The grounds are gorgeous, and give a wonderful feel of 19th Century prosperity. It’s fabulous visual sleight of hand. For instance, they want you to feel as if they are just a little old ‘shine operation gone legit that still gets its precious product to market thusly:
The tour takes you through the operation from grist mill to packaging. Jeff Holmes, our guide, took use through the process step by step. Much of the Maker’s Mark production uses very old equipment, to good effect.
Many of the brewing vats where fermentation takes place are nearly century old wooden vessels. The aroma is just about overwhelming when you enter the fermenting room… overwhelmingly delicious. It’s also hot, as all that yeast does it work. The group crowded around the vat as Jeff explained the process. This vat holds 9,500 gallons. Don’t let the picture deceive you. They are almost two stories tall, extending well down into the floor.
Once the beer is fermented, the solids are separated and sold to Land O’ Lakes dairies to end up (eventually) as milk. The liquid is distilled and will yield only about 1,000 gallons of whiskey (before aging). Maker’s runs its whiskey first through a fast continuous column still to about 120 proof, then pot-distills it gently the rest of the way to 130. Before barreling, they dilute the white dog back down to 110 proof. They do this because they believe that higher proof will draw out undesirable flavors from the barrels during aging.
There are a few barrel warehouses right at the distillery, with a huge field of them down the highway about a mile or so. Maker’s Mark puts its newest barrels on the top of each warehouse where the heat is greatest, to start the aging, then rotates them lower in later years to finish out the six plus years.
For the entire time the distillery has been known as Maker’s Mark, they have produced one and only one product. Until last year. Last Summer saw the introduction of Maker’s Mark 46, a new expression of Maker’s Mark. To produce 46, Maker’s uses the exact same whiskey up until it has aged nearly six years, then during its last Winter of aging, the barrels are opened and ten staves of toasted French white oak are dropped in.
All bourbon is by law aged only in new, charred, American white oak barrels, so the different wood lends a new set of mellow flavors. It also makes 46 even smoother than regular Maker’s Mark.
When Jeff asked us if anyone knew the origin of the 46, the former Australian TV star who was on the tour with us suggested, “Because No. 7 was already taken?” (He had just gotten there from Lynchburg….) The actual answer is that 46 is the bin number at the cooperage where the french oak staves are stored.
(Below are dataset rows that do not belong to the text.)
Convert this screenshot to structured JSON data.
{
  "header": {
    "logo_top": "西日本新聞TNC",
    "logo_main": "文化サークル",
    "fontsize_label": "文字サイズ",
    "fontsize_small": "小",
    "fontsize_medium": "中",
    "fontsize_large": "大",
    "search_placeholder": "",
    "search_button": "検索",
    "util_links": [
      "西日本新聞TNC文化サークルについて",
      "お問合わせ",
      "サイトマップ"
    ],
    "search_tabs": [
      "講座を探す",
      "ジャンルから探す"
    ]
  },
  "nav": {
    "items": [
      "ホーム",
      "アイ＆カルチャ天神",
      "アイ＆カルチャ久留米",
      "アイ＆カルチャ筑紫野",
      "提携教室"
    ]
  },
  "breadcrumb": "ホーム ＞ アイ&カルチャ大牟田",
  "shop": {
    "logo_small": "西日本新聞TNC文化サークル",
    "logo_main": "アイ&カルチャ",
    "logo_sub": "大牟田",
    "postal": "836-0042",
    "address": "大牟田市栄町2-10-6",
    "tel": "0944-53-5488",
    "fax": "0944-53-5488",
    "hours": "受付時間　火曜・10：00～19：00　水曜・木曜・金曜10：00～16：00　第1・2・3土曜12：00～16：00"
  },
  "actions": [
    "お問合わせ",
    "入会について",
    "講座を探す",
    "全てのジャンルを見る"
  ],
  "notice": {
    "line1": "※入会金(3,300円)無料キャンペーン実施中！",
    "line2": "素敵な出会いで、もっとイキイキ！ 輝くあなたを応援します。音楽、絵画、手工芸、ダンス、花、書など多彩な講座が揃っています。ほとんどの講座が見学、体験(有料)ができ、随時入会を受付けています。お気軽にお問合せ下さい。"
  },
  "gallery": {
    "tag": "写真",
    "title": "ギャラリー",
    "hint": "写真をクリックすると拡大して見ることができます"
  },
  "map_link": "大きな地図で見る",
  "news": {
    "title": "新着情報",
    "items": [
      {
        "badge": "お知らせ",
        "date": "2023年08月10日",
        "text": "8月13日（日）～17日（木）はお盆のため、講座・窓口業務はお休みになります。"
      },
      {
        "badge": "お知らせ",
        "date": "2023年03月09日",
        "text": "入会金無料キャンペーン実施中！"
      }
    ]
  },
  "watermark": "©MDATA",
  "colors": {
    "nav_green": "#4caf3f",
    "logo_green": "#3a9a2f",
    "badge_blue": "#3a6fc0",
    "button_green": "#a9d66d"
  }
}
In all honesty, I prefer the original for my purposes. 46 is remarkably smooth, and if you like your bourbon straight or neat, which isn’t my desire, I can see it’s fabulous. But in cocktails, I think that smoothness doesn’t hold up against other ingredients and ends up bland. Both are great bourbons, but choose wisely based on your intent.
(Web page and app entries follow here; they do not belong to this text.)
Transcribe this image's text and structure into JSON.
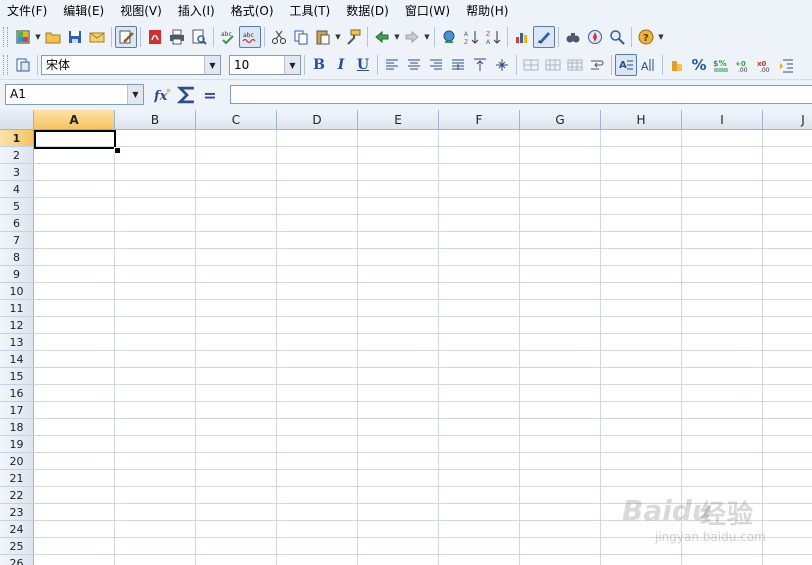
{
  "menu": [
    "文件(F)",
    "编辑(E)",
    "视图(V)",
    "插入(I)",
    "格式(O)",
    "工具(T)",
    "数据(D)",
    "窗口(W)",
    "帮助(H)"
  ],
  "toolbar_standard": [
    "new-document-icon",
    "open-folder-icon",
    "save-icon",
    "email-icon",
    "edit-mode-icon",
    "export-pdf-icon",
    "print-icon",
    "print-preview-icon",
    "spellcheck-icon",
    "auto-spellcheck-icon",
    "cut-icon",
    "copy-icon",
    "paste-icon",
    "format-painter-icon",
    "undo-icon",
    "redo-icon",
    "hyperlink-icon",
    "sort-ascending-icon",
    "sort-descending-icon",
    "chart-icon",
    "draw-functions-icon",
    "find-replace-icon",
    "navigator-icon",
    "zoom-icon",
    "help-icon"
  ],
  "toolbar_formatting": {
    "font_name": "宋体",
    "font_size": "10",
    "buttons": [
      "bold",
      "italic",
      "underline",
      "align-left",
      "align-center",
      "align-right",
      "align-justify",
      "align-top",
      "align-middle",
      "align-bottom",
      "merge-cells",
      "wrap-text",
      "number-format-currency",
      "number-format-percent",
      "number-format-standard",
      "add-decimal",
      "delete-decimal",
      "indent"
    ]
  },
  "formula_bar": {
    "cell_ref": "A1",
    "formula": "",
    "function_wizard": "function-wizard-icon",
    "sum": "sum-icon",
    "equals": "="
  },
  "sheet": {
    "columns": [
      "A",
      "B",
      "C",
      "D",
      "E",
      "F",
      "G",
      "H",
      "I",
      "J"
    ],
    "rows": [
      "1",
      "2",
      "3",
      "4",
      "5",
      "6",
      "7",
      "8",
      "9",
      "10",
      "11",
      "12",
      "13",
      "14",
      "15",
      "16",
      "17",
      "18",
      "19",
      "20",
      "21",
      "22",
      "23",
      "24",
      "25",
      "26"
    ],
    "selected_cell": "A1"
  },
  "watermark": {
    "brand": "Baidu",
    "text": "经验",
    "url": "jingyan.baidu.com"
  },
  "colors": {
    "chrome": "#eef3fa",
    "header_selected": "#f5c462",
    "grid_line": "#d0d7e3",
    "header_border": "#9eb6ce"
  }
}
Once the bourbon has done its time in barrel, it is sent to the bottlery. If you are lucky, this operation will be going full blast during your tour, as it was for ours. I was amused to see that the bottles are washed, not with water, but with Maker’s Mark! And once filled, the most recognizable element in Maker’s Mark’s packaging takes place, the dipping of the top into red liquid plastic. It’s a lot of fun to watch the folks on that line do the dip, lift, and twirl.
But the coolest thing is the station where you can suit up in protective gear and dip your own bottle as a souvenir!
The following product, a bottle of Maker’s Mark bourbon, hand-dipped by me at the distillery, were recently provided to me as promotional consideration to encourage me to discuss it.
For a complete disclosure of my policies regarding promotional items and all other financial interests, please click this link, or follow the
Liquor Fairylink in the header of this page.